Coins are smaller and are much more easily spent. And they last much longer than banknotes do too.
E.g. when I was in Florida I drove a few toll roads. The tolls were $1-$1.50. I couldn't spend my dollar bills on them, I had to scrounge up whatever random change I had lying around the car. Same with paying for parking. I couldn't feed bills to the parking meter. Again, I had to scrounge up whatever random change I had from the car.
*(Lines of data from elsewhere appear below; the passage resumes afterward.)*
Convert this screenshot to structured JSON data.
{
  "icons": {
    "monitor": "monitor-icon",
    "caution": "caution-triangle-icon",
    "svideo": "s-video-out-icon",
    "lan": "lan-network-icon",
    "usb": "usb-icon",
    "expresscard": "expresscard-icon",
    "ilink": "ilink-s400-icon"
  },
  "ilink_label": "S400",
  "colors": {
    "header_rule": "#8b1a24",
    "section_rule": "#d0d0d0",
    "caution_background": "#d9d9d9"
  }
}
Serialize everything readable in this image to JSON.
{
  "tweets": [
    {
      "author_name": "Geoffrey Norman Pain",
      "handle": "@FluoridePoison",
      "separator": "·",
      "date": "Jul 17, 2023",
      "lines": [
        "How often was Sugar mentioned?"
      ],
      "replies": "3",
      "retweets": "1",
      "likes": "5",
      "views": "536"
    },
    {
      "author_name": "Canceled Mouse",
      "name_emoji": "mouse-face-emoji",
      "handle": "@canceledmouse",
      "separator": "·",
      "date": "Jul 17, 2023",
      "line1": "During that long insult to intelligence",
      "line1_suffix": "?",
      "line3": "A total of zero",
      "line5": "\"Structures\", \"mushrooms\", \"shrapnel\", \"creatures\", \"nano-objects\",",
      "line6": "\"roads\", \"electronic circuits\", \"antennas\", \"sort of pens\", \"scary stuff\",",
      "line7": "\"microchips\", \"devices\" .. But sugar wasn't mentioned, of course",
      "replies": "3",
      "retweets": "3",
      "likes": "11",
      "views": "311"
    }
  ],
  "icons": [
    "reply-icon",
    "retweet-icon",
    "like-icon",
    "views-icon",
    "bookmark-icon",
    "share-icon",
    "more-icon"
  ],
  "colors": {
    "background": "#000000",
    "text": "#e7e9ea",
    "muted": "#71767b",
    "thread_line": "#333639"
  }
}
I found it amusing that I could use them in just about any vending machine. Vending machines here typically don't have bill readers on them. After all, $5 or more for something out of a vending machine is a lot of money. I imagine a lot of the resistance to eliminating the dollar bill from circulation comes from vending machine operators, who had already gone to the expense of having bill readers fitted to their machines and wouldn't want to have to replace the coin mechanisms with ones that could sort dollar coins.
At the end of a given day I'd have a scrunched wad of dollar bills in my pocket that I couldn't really do anything with. I probably have about $100 worth of US cash somewhere at home, the stuff that went unused but wasn't worth converting back to Canadian dollars, and I'd wager almost half is comprised of one dollar bills.
The whole point of physical currency is to be exchanged for goods and services. One dollar can't buy you much. As a result of inflation it has in effect become pocket change... except not in the US. :/
(Similarly the penny should be eliminated altogether. They're so worthless you can't spend pennies on anything; in effect they have become demonetized.)
Bah. Say you're buying an item from a store. The cost is $8. You're paying with cash. What do you do?The whole world has been going green over our money for the last 50 years. Green is money. Money is green.
USA USA USA
You get out your wallet and sort through ALL of the bills in your wallet in order to find a ten, or a couple fives, or a twenty, or whatever. (Or you have created an excuse to rid yourself of some of the excess dollar bills you have, if you can find them.)
In Canada you open you wallet and grab a couple blue ones, or a purple one, or a green one. Or you use a blue one and pay for the other $3 with pocket change, since after all $3 is a pocket-change-size sum.
Just about every other currency in the world has bills which are different colours or different sizes in order to easily differentiate them. Only the US persists with keeping its money green. As inflation has risen most central banks have eliminated their lowest valued banknotes and replaced them with coins. Only the US persists with keeping banknotes with very little buying power.